“I think the data is really blended, and as the economy continues to go through this up-and-down relative to COVID, there will probably be more people on the lower end who will shake out,” McCreary said.
Merchants will ultimately decide whether BNPL sticks
Merchant fees are key to Affirm, Afterpay, and Klarna’s business models. Whereas a typical credit-card transaction costs merchants between 1% and 3%, BNPL fees range from 3% to 7% of the transactions.
But incumbents are coming in with low or no-cost BNPL products, baking them into their existing relationships with merchants. PayPal launched its pay-in-four product at no additional cost to retailers. And Barclays previously told Insider that it plans to price BNPL offerings, via its partnership with Amount, into its existing deals with co-brand retail partners.

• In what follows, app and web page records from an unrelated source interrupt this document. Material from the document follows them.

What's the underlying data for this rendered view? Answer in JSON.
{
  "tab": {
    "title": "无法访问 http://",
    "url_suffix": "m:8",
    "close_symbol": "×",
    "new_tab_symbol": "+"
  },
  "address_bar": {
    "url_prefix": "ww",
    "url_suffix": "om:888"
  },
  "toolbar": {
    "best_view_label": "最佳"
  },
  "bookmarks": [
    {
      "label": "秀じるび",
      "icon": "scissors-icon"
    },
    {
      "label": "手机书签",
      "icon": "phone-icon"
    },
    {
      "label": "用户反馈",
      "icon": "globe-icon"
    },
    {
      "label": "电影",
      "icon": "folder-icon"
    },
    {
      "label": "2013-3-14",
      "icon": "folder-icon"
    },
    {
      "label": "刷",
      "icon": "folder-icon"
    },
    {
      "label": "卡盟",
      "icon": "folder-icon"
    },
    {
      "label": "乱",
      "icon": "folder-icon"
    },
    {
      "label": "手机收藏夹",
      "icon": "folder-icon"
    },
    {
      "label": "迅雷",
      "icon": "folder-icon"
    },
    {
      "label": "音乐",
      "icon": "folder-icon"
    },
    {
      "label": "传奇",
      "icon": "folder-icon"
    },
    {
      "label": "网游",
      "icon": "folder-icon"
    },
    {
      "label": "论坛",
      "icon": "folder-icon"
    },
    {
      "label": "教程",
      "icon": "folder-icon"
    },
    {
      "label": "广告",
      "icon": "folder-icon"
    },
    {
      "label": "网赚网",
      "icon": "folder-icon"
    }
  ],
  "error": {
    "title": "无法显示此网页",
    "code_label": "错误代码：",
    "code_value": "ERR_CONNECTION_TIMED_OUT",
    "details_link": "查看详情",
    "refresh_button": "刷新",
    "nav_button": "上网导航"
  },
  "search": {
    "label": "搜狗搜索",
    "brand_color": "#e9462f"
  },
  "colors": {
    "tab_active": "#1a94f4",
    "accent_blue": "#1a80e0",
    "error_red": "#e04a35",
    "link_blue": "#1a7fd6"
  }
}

Affirm, Afterpay, and Klarna justify their rates by boosting average order values and converting browsers to buyers. Merchants, facing uncertainty in the early months of the coronavirus pandemic, were keen to add these services as a way to keep selling.
But now, merchants are more bullish on consumer spend, which means the power dynamics may shift. BNPL players are also pushing to build awareness among consumers, fighting for consumer loyalty with rewards programs and debit cards of their own that could be viewed as a threat to merchants.
“What’s really challenging about buy now, pay later is the ultimate economics of it,” Savage said. “I think it’s really the merchants that will ultimately decide whether buy now, pay later sticks around, because they pay so much more for buy now, pay later than they do even to process very expensive credit cards.”
As BNPL becomes a more common way to pay, merchants’ costs will rise. There are two ways to offset that: higher prices or lower fees.
But raising prices is a risky move for a retailer, especially to subsidize the cost of BNPL, which currently only accounts for 2% of total payments in the US, according to FIS.
“Something has to give in the economics,” Savage said. “Either merchants raise prices, or the fees come down and the profitability of the business declines.”